On November 30, 1996, about 1740 eastern standard time, a Piper PA-28-181, N4839F made a forced landing in mountainous terrain near Long Pond, Pennsylvania. The airline transport rated pilot and two passengers received serious injuries while one passenger received minor injuries. The airplane was substantially damaged. Instrument meteorological conditions prevailed, and an IFR flight plan was filed. The departure point was Montague, Massachusetts and the flight was conducted under 14 CFR Part 91.

The trip originated at Alexandria Airport, Pittstown, New Jersey, on November 29, when the pilot and passengers flew to Turners Falls Airport, Montague. The pilot reported that the fuel tanks were full (48 gallon useable) at the time of departure. No servicing was accomplished while the airplane on the ground at Turners Falls. The return flight occurred the following day. On the preflight at Montague, the fuel level was observed to be on the low side of the tabs in the tanks (fuel at the tabs is 17 gallons per side). At 1032, the pilot contacted the Burlington AFSS, and received a weather briefing during which he was given the possibility of freezing rain and light to moderate rime icing in clouds.

At 1232, the pilot contacted the Burlington AFSS and filed an IFR flight plan and was again told of freezing rain aloft, and light to moderate clear ice.

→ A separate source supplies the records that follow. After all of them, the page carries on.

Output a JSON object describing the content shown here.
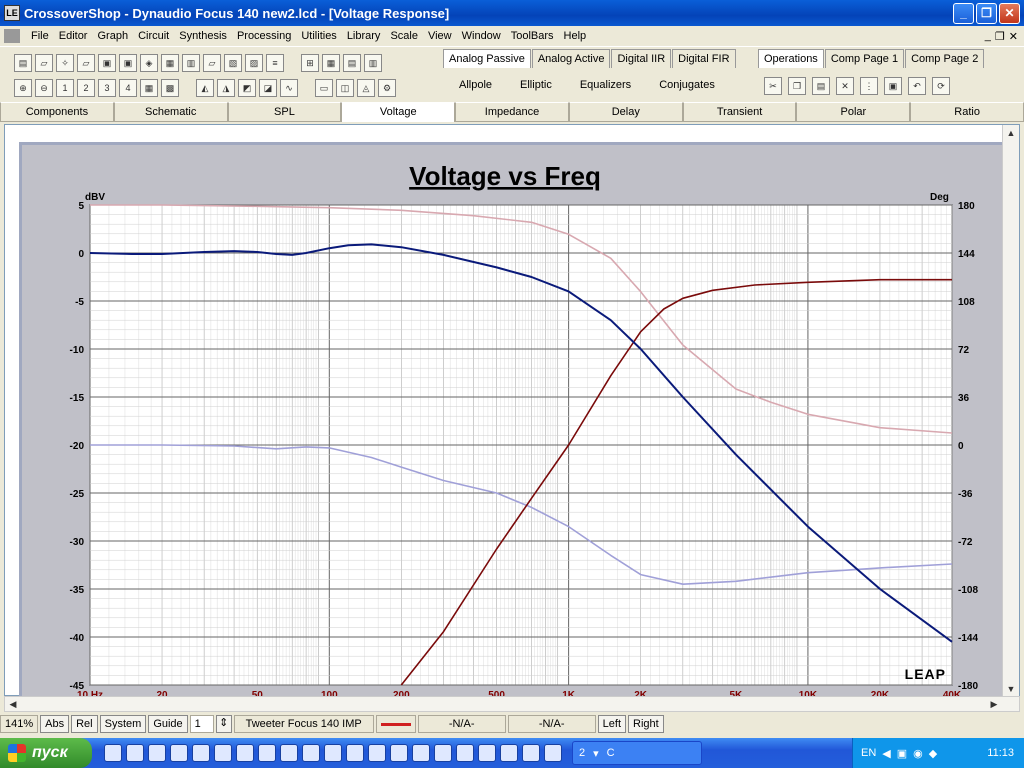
{
  "window": {
    "title": "CrossoverShop - Dynaudio Focus 140 new2.lcd - [Voltage Response]",
    "app_icon_text": "LE"
  },
  "menubar": {
    "items": [
      "File",
      "Editor",
      "Graph",
      "Circuit",
      "Synthesis",
      "Processing",
      "Utilities",
      "Library",
      "Scale",
      "View",
      "Window",
      "ToolBars",
      "Help"
    ]
  },
  "toolbar": {
    "analog_tabs": [
      "Analog Passive",
      "Analog Active",
      "Digital IIR",
      "Digital FIR"
    ],
    "analog_subtabs": [
      "Allpole",
      "Elliptic",
      "Equalizers",
      "Conjugates"
    ],
    "operations_tabs": [
      "Operations",
      "Comp Page 1",
      "Comp Page 2"
    ]
  },
  "view_tabs": [
    "Components",
    "Schematic",
    "SPL",
    "Voltage",
    "Impedance",
    "Delay",
    "Transient",
    "Polar",
    "Ratio"
  ],
  "selected_view": "Voltage",
  "chart_data": {
    "type": "line",
    "title": "Voltage vs Freq",
    "ylabel_left": "dBV",
    "ylabel_right": "Deg",
    "xscale": "log",
    "xlim": [
      10,
      40000
    ],
    "ylim_left": [
      -45,
      5
    ],
    "ylim_right": [
      -180,
      180
    ],
    "x_tick_labels": [
      "10 Hz",
      "20",
      "50",
      "100",
      "200",
      "500",
      "1K",
      "2K",
      "5K",
      "10K",
      "20K",
      "40K"
    ],
    "y_left_ticks": [
      "5",
      "0",
      "-5",
      "-10",
      "-15",
      "-20",
      "-25",
      "-30",
      "-35",
      "-40",
      "-45"
    ],
    "y_right_ticks": [
      "180",
      "144",
      "108",
      "72",
      "36",
      "0",
      "-36",
      "-72",
      "-108",
      "-144",
      "-180"
    ],
    "grid": true,
    "watermark": "LEAP",
    "series": [
      {
        "color": "#0a1a7a",
        "axis": "left",
        "x": [
          10,
          15,
          20,
          30,
          40,
          50,
          60,
          70,
          80,
          100,
          120,
          150,
          200,
          300,
          500,
          700,
          1000,
          1500,
          2000,
          3000,
          5000,
          10000,
          20000,
          40000
        ],
        "y": [
          0,
          -0.1,
          -0.1,
          0.1,
          0.2,
          0.1,
          -0.1,
          -0.2,
          0,
          0.5,
          0.8,
          0.9,
          0.6,
          -0.2,
          -1.5,
          -2.5,
          -4,
          -7,
          -10,
          -15,
          -21,
          -28.5,
          -35,
          -40.5
        ]
      },
      {
        "color": "#7a0a0a",
        "axis": "right",
        "x": [
          200,
          300,
          500,
          700,
          1000,
          1500,
          2000,
          2500,
          3000,
          4000,
          6000,
          10000,
          20000,
          40000
        ],
        "y": [
          -180,
          -140,
          -78,
          -40,
          0,
          52,
          85,
          102,
          110,
          116,
          120,
          122,
          124,
          124
        ]
      },
      {
        "color": "#d8a8b0",
        "axis": "right",
        "x": [
          10,
          20,
          50,
          100,
          200,
          400,
          700,
          1000,
          1500,
          2000,
          3000,
          5000,
          7000,
          10000,
          20000,
          40000
        ],
        "y": [
          180,
          180,
          179,
          178,
          176,
          172,
          167,
          158,
          140,
          115,
          75,
          42,
          32,
          23,
          13,
          9
        ]
      },
      {
        "color": "#a0a0d8",
        "axis": "left",
        "x": [
          10,
          20,
          40,
          60,
          80,
          100,
          150,
          200,
          300,
          500,
          700,
          1000,
          1500,
          2000,
          3000,
          5000,
          10000,
          20000,
          40000
        ],
        "y": [
          -20,
          -20,
          -20.1,
          -20.4,
          -20.2,
          -20.3,
          -21.3,
          -22.3,
          -23.7,
          -25,
          -26.5,
          -28.5,
          -31.5,
          -33.5,
          -34.5,
          -34.2,
          -33.3,
          -32.8,
          -32.4
        ]
      }
    ]
  },
  "status": {
    "zoom": "141%",
    "abs": "Abs",
    "rel": "Rel",
    "system": "System",
    "guide": "Guide",
    "guide_value": "1",
    "series_label": "Tweeter Focus 140 IMP",
    "na1": "-N/A-",
    "na2": "-N/A-",
    "left": "Left",
    "right": "Right"
  },
  "taskbar": {
    "start": "пуск",
    "task_count": "2",
    "task_label": "C",
    "lang": "EN",
    "time": "11:13"
  }
}
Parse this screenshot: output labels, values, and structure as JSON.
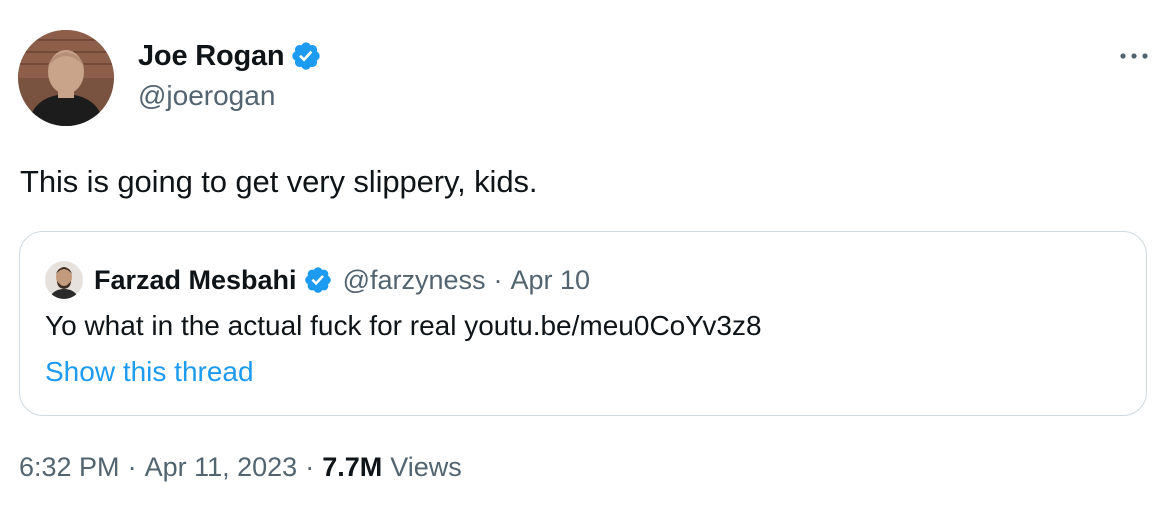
{
  "tweet": {
    "author": {
      "display_name": "Joe Rogan",
      "handle": "@joerogan",
      "verified": true
    },
    "text": "This is going to get very slippery, kids.",
    "quote": {
      "author_name": "Farzad Mesbahi",
      "author_handle": "@farzyness",
      "separator": "·",
      "date": "Apr 10",
      "verified": true,
      "text": "Yo what in the actual fuck for real youtu.be/meu0CoYv3z8",
      "show_thread_label": "Show this thread"
    },
    "meta": {
      "time": "6:32 PM",
      "separator": "·",
      "date": "Apr 11, 2023",
      "views_count": "7.7M",
      "views_label": "Views"
    }
  },
  "icons": {
    "verified": "verified-badge-icon",
    "more": "more-options-icon"
  },
  "colors": {
    "verified_blue": "#1d9bf0",
    "link_blue": "#1d9bf0",
    "secondary_text": "#536471",
    "primary_text": "#0f1419",
    "border": "#cfd9de"
  }
}
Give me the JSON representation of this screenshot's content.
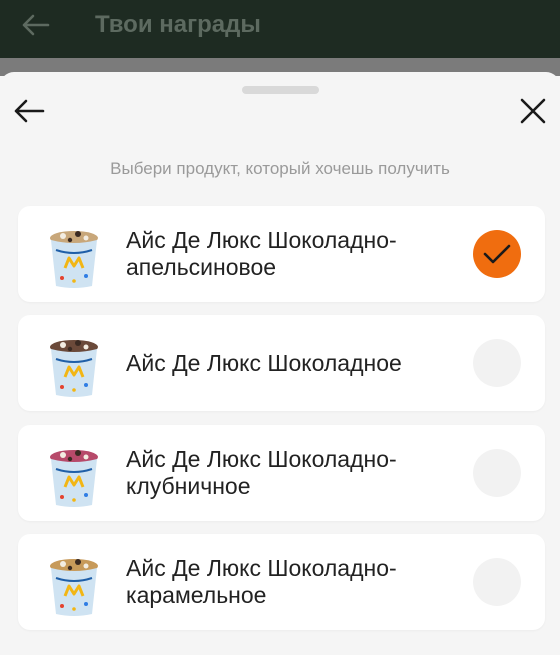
{
  "header": {
    "title": "Твои награды",
    "background": "#1e2b22",
    "back_icon": "arrow-left-icon"
  },
  "sheet": {
    "subtitle": "Выбери продукт, который хочешь получить",
    "back_icon": "arrow-left-icon",
    "close_icon": "close-icon",
    "accent": "#f06d0f"
  },
  "products": [
    {
      "line1": "Айс Де Люкс",
      "line2": "Шоколадно-апельсиновое",
      "selected": true,
      "topping": "#c8a77a"
    },
    {
      "line1": "Айс Де Люкс",
      "line2": "Шоколадное",
      "selected": false,
      "topping": "#6b4a3a"
    },
    {
      "line1": "Айс Де Люкс",
      "line2": "Шоколадно-клубничное",
      "selected": false,
      "topping": "#b74a6a"
    },
    {
      "line1": "Айс Де Люкс",
      "line2": "Шоколадно-карамельное",
      "selected": false,
      "topping": "#c79a5a"
    }
  ]
}
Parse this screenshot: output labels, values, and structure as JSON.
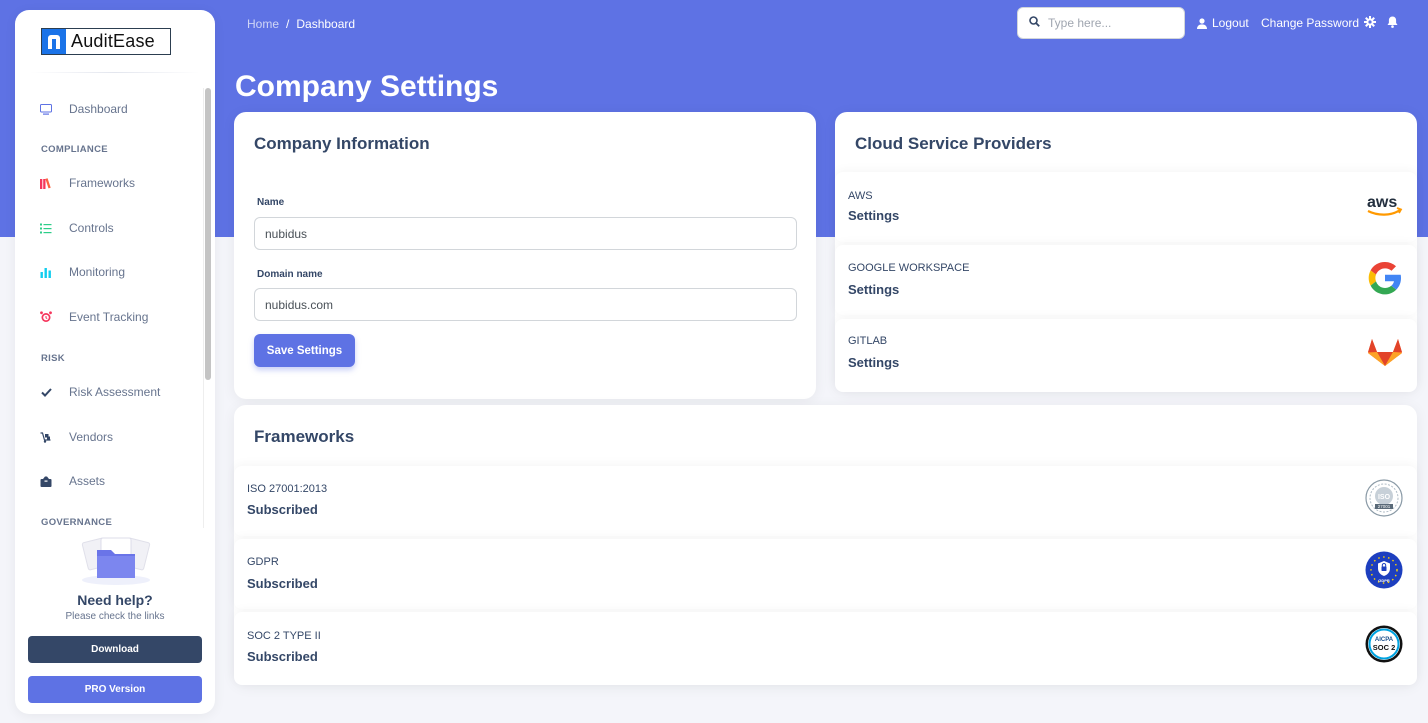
{
  "brand": {
    "name": "AuditEase",
    "accent": "#5e72e4",
    "dark": "#344767"
  },
  "breadcrumb": {
    "home": "Home",
    "separator": "/",
    "current": "Dashboard"
  },
  "search": {
    "placeholder": "Type here..."
  },
  "topnav": {
    "logout": "Logout",
    "change_password": "Change Password",
    "settings_icon": "gear-icon",
    "notifications_icon": "bell-icon"
  },
  "page": {
    "title": "Company Settings"
  },
  "sidebar": {
    "dashboard": "Dashboard",
    "compliance_header": "COMPLIANCE",
    "frameworks": "Frameworks",
    "controls": "Controls",
    "monitoring": "Monitoring",
    "event_tracking": "Event Tracking",
    "risk_header": "RISK",
    "risk_assessment": "Risk Assessment",
    "vendors": "Vendors",
    "assets": "Assets",
    "governance_header": "GOVERNANCE"
  },
  "help": {
    "title": "Need help?",
    "subtitle": "Please check the links",
    "download": "Download",
    "pro": "PRO Version"
  },
  "company": {
    "title": "Company Information",
    "name_label": "Name",
    "name_value": "nubidus",
    "domain_label": "Domain name",
    "domain_value": "nubidus.com",
    "save": "Save Settings"
  },
  "cloud": {
    "title": "Cloud Service Providers",
    "providers": [
      {
        "name": "AWS",
        "action": "Settings",
        "icon": "aws-logo"
      },
      {
        "name": "GOOGLE WORKSPACE",
        "action": "Settings",
        "icon": "google-logo"
      },
      {
        "name": "GITLAB",
        "action": "Settings",
        "icon": "gitlab-logo"
      }
    ]
  },
  "frameworks": {
    "title": "Frameworks",
    "items": [
      {
        "name": "ISO 27001:2013",
        "status": "Subscribed",
        "icon": "iso-badge",
        "badge_text": "27001"
      },
      {
        "name": "GDPR",
        "status": "Subscribed",
        "icon": "gdpr-badge",
        "badge_text": "GDPR"
      },
      {
        "name": "SOC 2 TYPE II",
        "status": "Subscribed",
        "icon": "soc2-badge",
        "badge_text": "SOC 2",
        "badge_top": "AICPA"
      }
    ]
  }
}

He was also told that freezing rain was present at Trenton, New Jersey, which was located 21 NM south-southeast of his planned destination. He filed the flight plan listing his time en route as 1 hour, 45 minutes, and 3 hours, 30 minutes of fuel onboard.

At 1514, the pilot called and receive his clearance, and was airborne at 1529. The flight was climbed to 6000 feet. At 1647, the pilot reported he was in light rime icing and requested 8000 feet which was approved.

At 1736:43, the pilot requested to proceed direct to Allentown, Pennsylvania, (ABE), and then added, "yeah we're gonna stop get some ah petrol", which was approved. At 1737:49, the pilot transmitted, "...we'd like ah lower also ah we're getting down we're not minimum fuel but we're getting lower we'd like a direct as possible", which was also approved.

At 1740:35, the pilot transmitted, "okay we're out of fuel for three nine fox looks like mayday." The flight was given radar vectors to the Mount Pocono Airport which was north of the airplane's position.

At 1741:49, the controller advised the pilot that the Mount Pocono Airport was at his 12 o'clock position and about 7 miles. At 1741:56, the pilot replied, "three nine fox can't reach it." That was the last transmission received from the airplane.

The flight landed in a wooded area, about 6.5 NM southwest of the Mount Pocono Airport. The occupants remained with the airplane overnight and were located the following morning by rescue personnel who were receiving a signal from the airplanes emergency locator beacon.

In a written statement after the accident, the pilot stated, "engine died, switched fuel tank. Engine again died A/C showed between 7-8 1/2 gal on gage." In a telephone interview, the pilot reported that the left fuel gage read 3 1/2 gallons and the right fuel gage read 4 gallons at fuel exhaustion. The fuel quantity gages are calibrated in 4ths..

When asked after the accident why he did not refuel prior to departure, the pilot replied that he thought he had sufficient fuel for the trip.

The airplane was examined by the FAA who reported that one fuel tank was ruptured, and the other fuel tank was empty. In addition, there was no evidence of a fuel spill on the ground.

According to hobbs meter records, at the time of the power loss, the airplane had been operated for 4.2 hours since its last refueling .

According to the pilot's operating handbook, fuel burn at cruise could vary between 6.3 gallons per hour, at 55 percent power, leaned to best economy, to 10.5 gallons per hours, at 75 percent power, leaned to best power, exclusive of any fuel used for runup, takeoff, and climb to altitude. When filled to the tab, the fuel tanks hold 17 gallon each side.

According to the Airman's Information Manual, Chapter 7 - Safety of Flight, Section 1 - Meteorology, 7-1-19, "...The effects of ice on aircraft are cumulative - thrust is reduced, drag increases, lift lessens, and weight increases. The results are an increase in stall speed and deterioration of aircraft performance. In extreme cases,. 2 to 3 inches of ice an form on the leading edge of the airfoil in less than 5 minutes. It takes but 1/2 inch of ice to reduce the lifting power of some aircraft by 50 percent and increases the frictional drag by an equal percentage...."

According to the operator, the engine had 1885 hours since new.

Use your browsers 'back' function to return to synopsis
Return to Query Page